T-shirts to 'aid' campaignNov. 9, 2005
by LAUREN BURRIS, reporter
Members of the Baylor Student Global AIDS Campaign are trying to get 2,600 Baylor students to purchase bright orange T-shirts and wear them Dec. 1 to raise awareness for the AIDS crisis in Zimbabwe.
The T-shirts will read "HIV+ Educate Yourself" and campaign members hope 2,600 students, 20 percent of the Baylor student population, will wear the T-shirts to represent the approximate percentage of the Zimbabwe adult population infected by HIV/AIDS.
Dec. 1 is World AIDS Day.
The Woodlands junior and president of the group, Stephanie Howe, said the idea for the T-shirt project started last year in a meeting with Dr. Eileen Hulme, former vice president of Student Life. Howe said she looked for a country with a high percentage of HIV/AIDS and chose Zimbabwe.
According to the CIA World Factbook on Zimbabwe, nearly 40 percent of the population of Zimbabwe is under the age of 15. In addition, the life expectancy is about 40 years for men and 38 years for women.
To honor the day, the group is doing the T-shirt campaign.
"The purpose of the T-shirts is to raise awareness," Howe said. "The statistics don't mean a whole lot when it's a million people, but when you see 20 percent of your classmates (wearing T-shirts) it really helps you put it in perspective."
Irving sophomore and secretary of the organization Carmen Jimenez said students often have a stereotype in mind when they think about AIDS. She said she hopes when students see peers wearing the shirts on Dec. 1, it will help them realize the problem is closer than they think.
"I'm a person just a like a person in Zimbabwe with HIV is a person," Cabot, Ark., sophomore Jaymi Furniss said. "People are people, no matter what country they're in. Even though the people who are suffering so dramatically are a continent or two away from us, it doesn't mean it's not happening."
Furniss said the most important thing students can do to be aware of world problems is to keep up on current issues and know where one's government representatives' stances.
Members of the group will be selling the T-shirts in the Bill Daniel Student Center for the remainder of this week and will be selling the T-shirts in residence halls next week.
Furniss said the organization hasn't even sold half of the 2,600 T-shirts yet.
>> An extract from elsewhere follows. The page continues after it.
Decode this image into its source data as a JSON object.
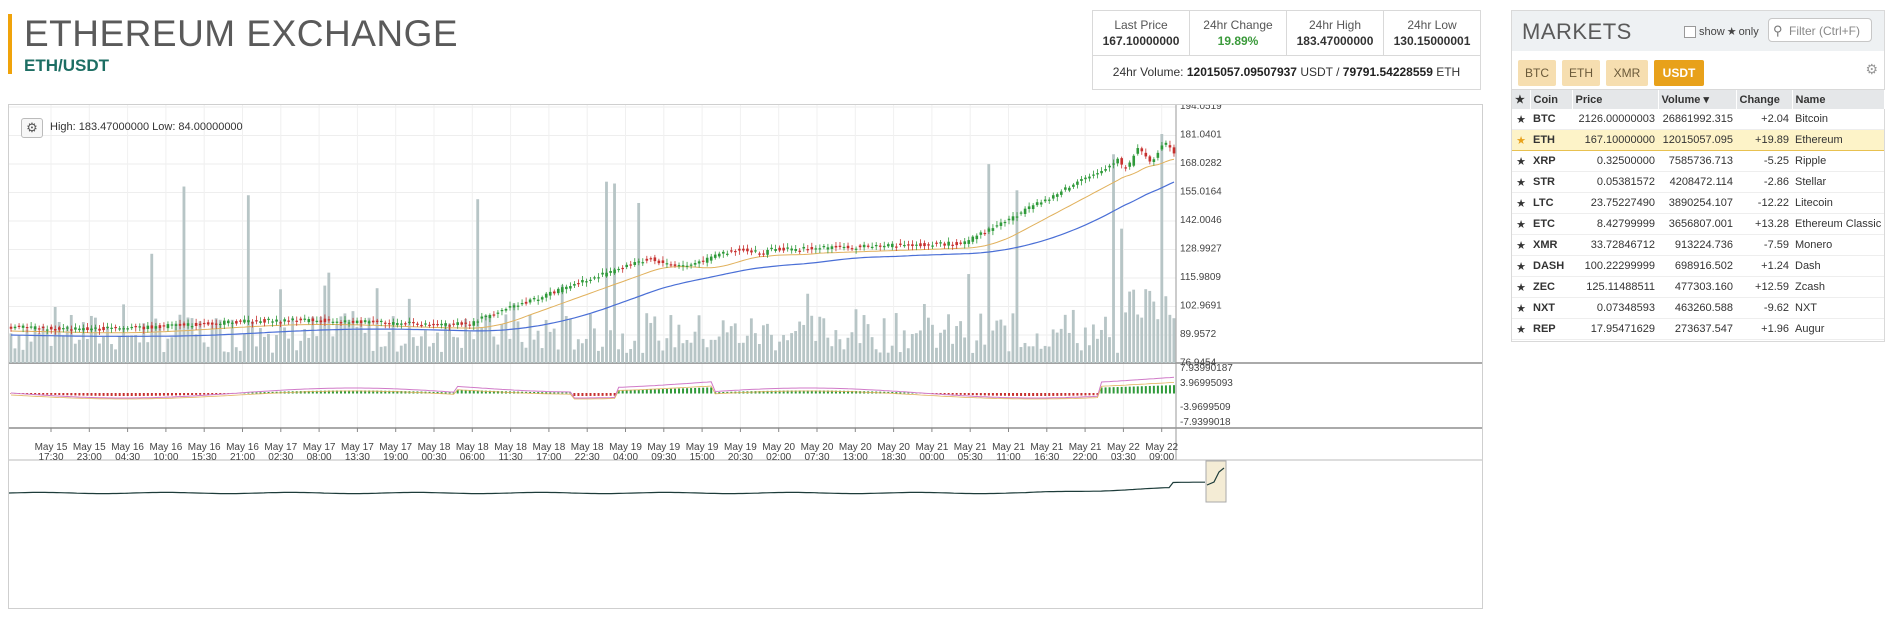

"I know a lot of students are afraid that they'll be somehow connected with being HIV positive," Furniss said. "But that's not the idea at all. It's to represent people. This isn't just some tiny illness we can overlook. It's real."
Howe said she hopes that on Dec. 1, everyone will see the T-shirts and hear about AIDS awareness.
Jimenez said when people pick up the T-shirts they have ordered, they will receive a card with information about AIDS awareness, so the people wearing the T-shirts will be educated about the disease themselves.
Campaign members requested money from the Student Life Fund, and it was granted Thursday at the Student Congress meeting. Members of the group requested 50 cents per T-shirt to offset the cost for students.
But Thursday the allocation was vetoed by Student Body President Mark Laymon, a Richardson junior.
"My vetoing this bill has nothing to do with the objectives of the SGAC, and I even want to wear a shirt," Laymon said. "However, I do not believe that they need money from the Student Life Fund to make this a successful campaign."
He said he thinks the Student Life Fund should be used for events students couldn't put on by themselves and not 50 cents off a T-shirt price.
"Of course I'm disappointed," Howe said. "But I still feel very strongly that we'll be able to do this without the funding."